A recent study in Australia showed that the social media giant claims to be able to show your ads to more people than exist. According to a study by Pivotal Research Group to see if the same thing would happen in the US, Facebook’s Ad Manager claims it can potentially reach 101 million 18 to 34-year-olds in the US. According to last year’s census report, there are only 76 million 18 to 34-year-olds. Somehow Facebook seems to feel they can show ads to people who don’t exist. Facebook responded, that its estimates, “are not designed to match population or census estimates.” This isn’t the first time Facebook has been called out for fake statistics. Last year Facebook issued an apology for overestimating video ad views by 60% to 80%.

Dragonfly Hacking Group Targeting Power Companies

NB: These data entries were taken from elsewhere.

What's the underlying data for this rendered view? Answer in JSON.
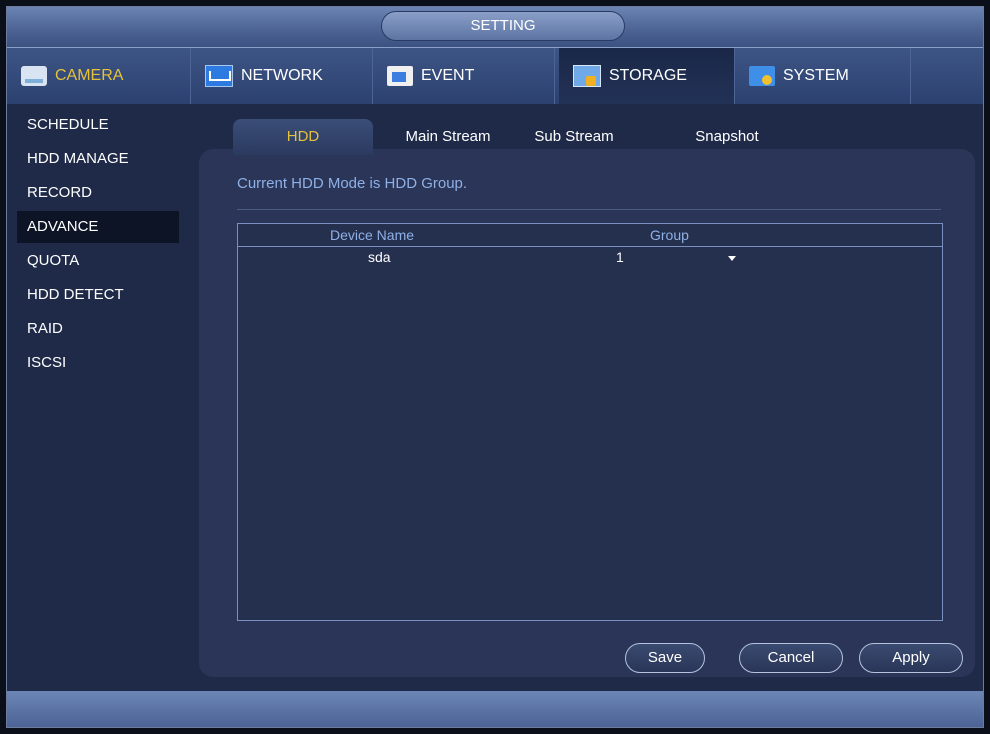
{
  "window": {
    "title": "SETTING"
  },
  "topnav": {
    "tabs": [
      {
        "label": "CAMERA",
        "icon": "camera-icon",
        "highlight": true
      },
      {
        "label": "NETWORK",
        "icon": "network-icon"
      },
      {
        "label": "EVENT",
        "icon": "event-icon"
      },
      {
        "label": "STORAGE",
        "icon": "storage-icon",
        "active": true
      },
      {
        "label": "SYSTEM",
        "icon": "system-icon"
      }
    ]
  },
  "sidebar": {
    "items": [
      {
        "label": "SCHEDULE"
      },
      {
        "label": "HDD MANAGE"
      },
      {
        "label": "RECORD"
      },
      {
        "label": "ADVANCE",
        "active": true
      },
      {
        "label": "QUOTA"
      },
      {
        "label": "HDD DETECT"
      },
      {
        "label": "RAID"
      },
      {
        "label": "ISCSI"
      }
    ]
  },
  "subtabs": [
    {
      "label": "HDD",
      "active": true
    },
    {
      "label": "Main Stream"
    },
    {
      "label": "Sub Stream"
    },
    {
      "label": "Snapshot"
    }
  ],
  "main": {
    "mode_text": "Current HDD Mode is HDD Group.",
    "table": {
      "headers": [
        "Device Name",
        "Group"
      ],
      "rows": [
        {
          "device": "sda",
          "group": "1"
        }
      ]
    }
  },
  "buttons": {
    "save": "Save",
    "cancel": "Cancel",
    "apply": "Apply"
  },
  "colors": {
    "accent": "#e5c23a",
    "info_text": "#8fb0e6",
    "panel": "#2a3557"
  }
}
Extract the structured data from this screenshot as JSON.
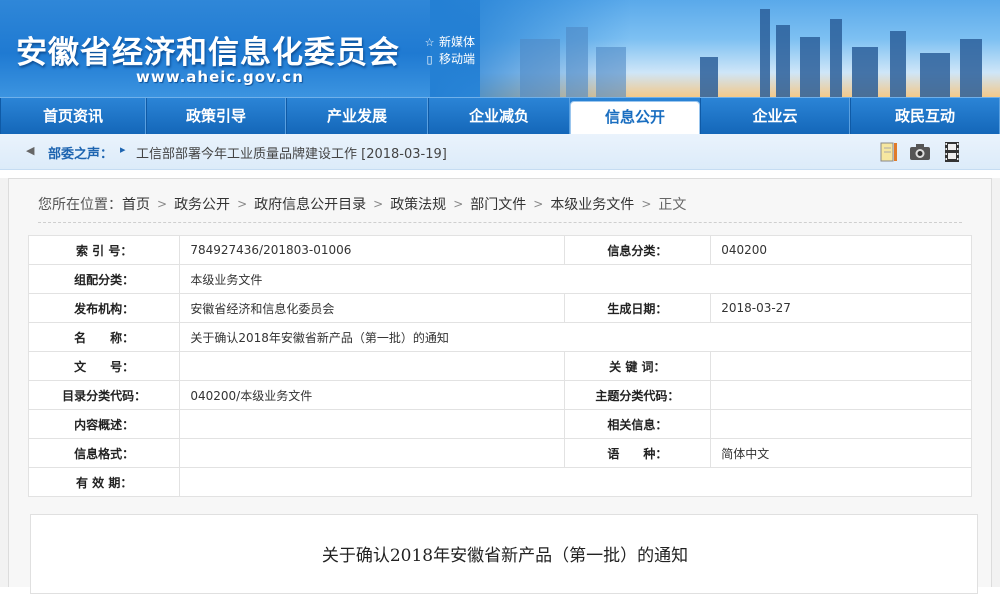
{
  "header": {
    "site_title": "安徽省经济和信息化委员会",
    "site_url": "www.aheic.gov.cn",
    "quick_links": [
      {
        "icon": "star-icon",
        "label": "新媒体"
      },
      {
        "icon": "mobile-icon",
        "label": "移动端"
      }
    ]
  },
  "nav": {
    "items": [
      {
        "label": "首页资讯"
      },
      {
        "label": "政策引导"
      },
      {
        "label": "产业发展"
      },
      {
        "label": "企业减负"
      },
      {
        "label": "信息公开"
      },
      {
        "label": "企业云"
      },
      {
        "label": "政民互动"
      }
    ],
    "active_index": 4
  },
  "notice": {
    "label": "部委之声：",
    "text": "工信部部署今年工业质量品牌建设工作 [2018-03-19]",
    "icons": [
      "notebook-icon",
      "camera-icon",
      "film-icon"
    ]
  },
  "breadcrumb": {
    "prefix": "您所在位置：",
    "items": [
      "首页",
      "政务公开",
      "政府信息公开目录",
      "政策法规",
      "部门文件",
      "本级业务文件"
    ],
    "current": "正文"
  },
  "meta": {
    "index_label": "索 引 号：",
    "index_value": "784927436/201803-01006",
    "info_category_label": "信息分类：",
    "info_category_value": "040200",
    "group_category_label": "组配分类：",
    "group_category_value": "本级业务文件",
    "publisher_label": "发布机构：",
    "publisher_value": "安徽省经济和信息化委员会",
    "date_label": "生成日期：",
    "date_value": "2018-03-27",
    "name_label": "名　　称：",
    "name_value": "关于确认2018年安徽省新产品（第一批）的通知",
    "doc_no_label": "文　　号：",
    "doc_no_value": "",
    "keywords_label": "关 键 词：",
    "keywords_value": "",
    "catalog_code_label": "目录分类代码：",
    "catalog_code_value": "040200/本级业务文件",
    "topic_code_label": "主题分类代码：",
    "topic_code_value": "",
    "summary_label": "内容概述：",
    "summary_value": "",
    "related_label": "相关信息：",
    "related_value": "",
    "format_label": "信息格式：",
    "format_value": "",
    "language_label": "语　　种：",
    "language_value": "简体中文",
    "validity_label": "有 效 期：",
    "validity_value": ""
  },
  "document": {
    "title": "关于确认2018年安徽省新产品（第一批）的通知"
  }
}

According to reports from security company Symantec, the malicious hacking group known as Dragonfly has been working to hack energy companies in the US, Turkey, and Switzerland for the last couple of years. The hackers have been using phishing emails disguised as job applications, New Years Eve party, and other invitations. The attackers have apparently used an arsenal of tools including phishing, social engineering, trojans,  as well as infecting websites likely to be visited by those in the energy and nuclear power industry with malware. Sabotaging energy companies could wreak major havoc.

Yahoo Just Opened Up to Lawsuits by Federal Judge

As a result of the data breach of Yahoo user information from 2013 to 2016, Yahoo is open season to lawsuits. More than 1 billion users had their personal information exposed. US District Court Judge Lucy Koh ruled that Yahoo could face litigation regarding the data breach and that the victims were at a heightened risk of future identity theft as a result of the breach. Yahoo suffered a $350 million price drop in its sale to Verizon as a result of the data breach.

Chinese University Finds They Can Control Personal Assistants With Inaudible Commands

Researchers from Zhejiang University found out that many personal assistants will respond to commands given above the frequency humans can hear. Siri, Cortana, Echo and Google Home all responded to these “silent” commands. These ultrasonic frequency commands could be embedded in a website with an audio or video clip that plays automatically. The attacked device could then be ordered to access a malicious webpage, turn on a video camera, make a facetime call, switch a phone to airplane mode or turn on a cars navigation system, all without anyone being aware of the command. The researchers named the hack DolphinAttack.

- By Wayne Porter